Gando I, Campana C, Tan RB, Cecchin F, Sobie EA, Coetzee WA.
J Mol Cell Cardiol. 2020 Apr 24;144:1-11. doi: 10.1016/j.yjmcc.2020.04.027. [Epub ahead of print]
PMID: 32339567
Similar articles
Select item 32329521



Background: Genetic variants in SCN5A can result in channelopathies such as the long QT syndrome type 3 (LQT3), but the therapeutic response to Na+ channel blockers can vary. We previously reported a case of an infant with malignant LQT3 and a missense Q1475P SCN5A variant, who was effectively treated with phenytoin, but only partially with mexiletine. Here, we functionally characterized this variant and investigated possible mechanisms for the differential drug actions.

Methods: Wild-type or mutant Nav1.5 cDNAs were examined in transfected HEK293 cells with patch clamping and biochemical assays. We used computational modeling to provide insights into altered channel kinetics and to predict effects on the action potential.

Results: The Q1475P variant in Nav1.5 reduced the current density and channel surface expression, characteristic of a trafficking defect. The variant also led to positive shifts in the voltage dependence of steady-state activation and inactivation, faster inactivation and recovery from inactivation, and increased the “late” Na+ current. Simulations of Nav1.5 gating with a 9-state Markov model suggested that transitions from inactivated to closed states were accelerated in Q1475P channels, leading to accumulation of channels in non-inactivated closed states. Simulations with a human ventricular myocyte model predicted action potential prolongation with Q1475P, compared with wild type, channels. Patch clamp data showed that mexiletine and phenytoin similarly rescued some of the gating defects. Chronic incubation with mexiletine, but not phenytoin, rescued the Nav1.5-Q1475P trafficking defect, thus increasing mutant channel expression.
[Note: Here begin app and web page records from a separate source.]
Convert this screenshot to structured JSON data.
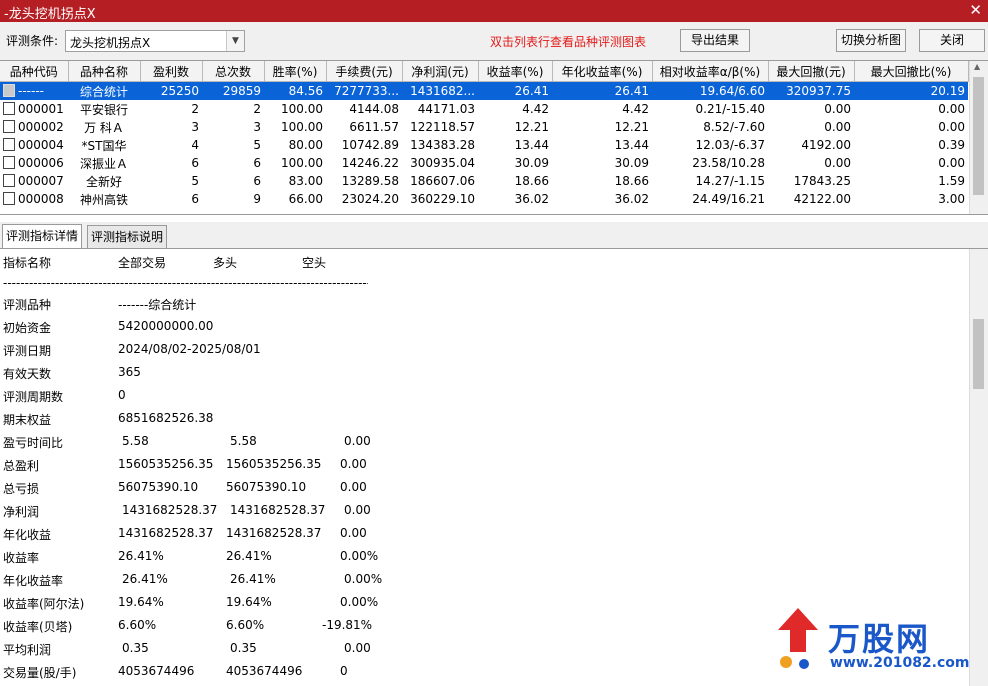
{
  "window": {
    "title": "-龙头挖机拐点X",
    "close_glyph": "✕"
  },
  "toolbar": {
    "condition_label": "评测条件:",
    "condition_value": "龙头挖机拐点X",
    "hint": "双击列表行查看品种评测图表",
    "export_label": "导出结果",
    "switch_label": "切换分析图",
    "close_label": "关闭"
  },
  "grid": {
    "columns": [
      "品种代码",
      "品种名称",
      "盈利数",
      "总次数",
      "胜率(%)",
      "手续费(元)",
      "净利润(元)",
      "收益率(%)",
      "年化收益率(%)",
      "相对收益率α/β(%)",
      "最大回撤(元)",
      "最大回撤比(%)"
    ],
    "rows": [
      {
        "code": "------",
        "name": "综合统计",
        "win": "25250",
        "total": "29859",
        "rate": "84.56",
        "fee": "7277733...",
        "profit": "1431682...",
        "ret": "26.41",
        "annual": "26.41",
        "rel": "19.64/6.60",
        "dd": "320937.75",
        "ddr": "20.19"
      },
      {
        "code": "000001",
        "name": "平安银行",
        "win": "2",
        "total": "2",
        "rate": "100.00",
        "fee": "4144.08",
        "profit": "44171.03",
        "ret": "4.42",
        "annual": "4.42",
        "rel": "0.21/-15.40",
        "dd": "0.00",
        "ddr": "0.00"
      },
      {
        "code": "000002",
        "name": "万 科Ａ",
        "win": "3",
        "total": "3",
        "rate": "100.00",
        "fee": "6611.57",
        "profit": "122118.57",
        "ret": "12.21",
        "annual": "12.21",
        "rel": "8.52/-7.60",
        "dd": "0.00",
        "ddr": "0.00"
      },
      {
        "code": "000004",
        "name": "*ST国华",
        "win": "4",
        "total": "5",
        "rate": "80.00",
        "fee": "10742.89",
        "profit": "134383.28",
        "ret": "13.44",
        "annual": "13.44",
        "rel": "12.03/-6.37",
        "dd": "4192.00",
        "ddr": "0.39"
      },
      {
        "code": "000006",
        "name": "深振业Ａ",
        "win": "6",
        "total": "6",
        "rate": "100.00",
        "fee": "14246.22",
        "profit": "300935.04",
        "ret": "30.09",
        "annual": "30.09",
        "rel": "23.58/10.28",
        "dd": "0.00",
        "ddr": "0.00"
      },
      {
        "code": "000007",
        "name": "全新好",
        "win": "5",
        "total": "6",
        "rate": "83.00",
        "fee": "13289.58",
        "profit": "186607.06",
        "ret": "18.66",
        "annual": "18.66",
        "rel": "14.27/-1.15",
        "dd": "17843.25",
        "ddr": "1.59"
      },
      {
        "code": "000008",
        "name": "神州高铁",
        "win": "6",
        "total": "9",
        "rate": "66.00",
        "fee": "23024.20",
        "profit": "360229.10",
        "ret": "36.02",
        "annual": "36.02",
        "rel": "24.49/16.21",
        "dd": "42122.00",
        "ddr": "3.00"
      }
    ]
  },
  "tabs": {
    "detail": "评测指标详情",
    "explain": "评测指标说明"
  },
  "detail": {
    "headers": {
      "name": "指标名称",
      "all": "全部交易",
      "long": "多头",
      "short": "空头"
    },
    "separator": "---------------------------------------------------------------------------------------------",
    "rows": [
      {
        "label": "评测品种",
        "a": "-------综合统计",
        "b": "",
        "c": ""
      },
      {
        "label": "初始资金",
        "a": "5420000000.00",
        "b": "",
        "c": ""
      },
      {
        "label": "评测日期",
        "a": "2024/08/02-2025/08/01",
        "b": "",
        "c": ""
      },
      {
        "label": "有效天数",
        "a": "365",
        "b": "",
        "c": ""
      },
      {
        "label": "评测周期数",
        "a": "0",
        "b": "",
        "c": ""
      },
      {
        "label": "期末权益",
        "a": "6851682526.38",
        "b": "",
        "c": ""
      },
      {
        "label": "盈亏时间比",
        "a": "5.58",
        "b": "5.58",
        "c": "0.00"
      },
      {
        "label": "总盈利",
        "a": "1560535256.35",
        "b": "1560535256.35",
        "c": "0.00"
      },
      {
        "label": "总亏损",
        "a": "56075390.10",
        "b": "56075390.10",
        "c": "0.00"
      },
      {
        "label": "净利润",
        "a": "1431682528.37",
        "b": "1431682528.37",
        "c": "0.00"
      },
      {
        "label": "年化收益",
        "a": "1431682528.37",
        "b": "1431682528.37",
        "c": "0.00"
      },
      {
        "label": "收益率",
        "a": "26.41%",
        "b": "26.41%",
        "c": "0.00%"
      },
      {
        "label": "年化收益率",
        "a": "26.41%",
        "b": "26.41%",
        "c": "0.00%"
      },
      {
        "label": "收益率(阿尔法)",
        "a": "19.64%",
        "b": "19.64%",
        "c": "0.00%"
      },
      {
        "label": "收益率(贝塔)",
        "a": "6.60%",
        "b": "6.60%",
        "c": "-19.81%"
      },
      {
        "label": "平均利润",
        "a": "0.35",
        "b": "0.35",
        "c": "0.00"
      },
      {
        "label": "交易量(股/手)",
        "a": "4053674496",
        "b": "4053674496",
        "c": "0"
      }
    ]
  },
  "watermark": {
    "brand": "万股网",
    "url": "www.201082.com"
  },
  "colors": {
    "titlebar": "#b51f24",
    "selection": "#0a64d8",
    "hint": "#e31a1a",
    "brand": "#1a57c8"
  }
}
Conclusions: The gain-of-function effects of Nav1.5-Q1475P predominate to cause a malignant long QT phenotype. Phenytoin partially corrects the gating defect without restoring surface expression of the mutant channel, whereas mexiletine restores surface expression of the mutant channel, which may explain the lack of efficacy of mexiletine when compared to phenytoin. Our data makes a case for experimental studies before embarking on a one-for-all therapy of arrhythmias.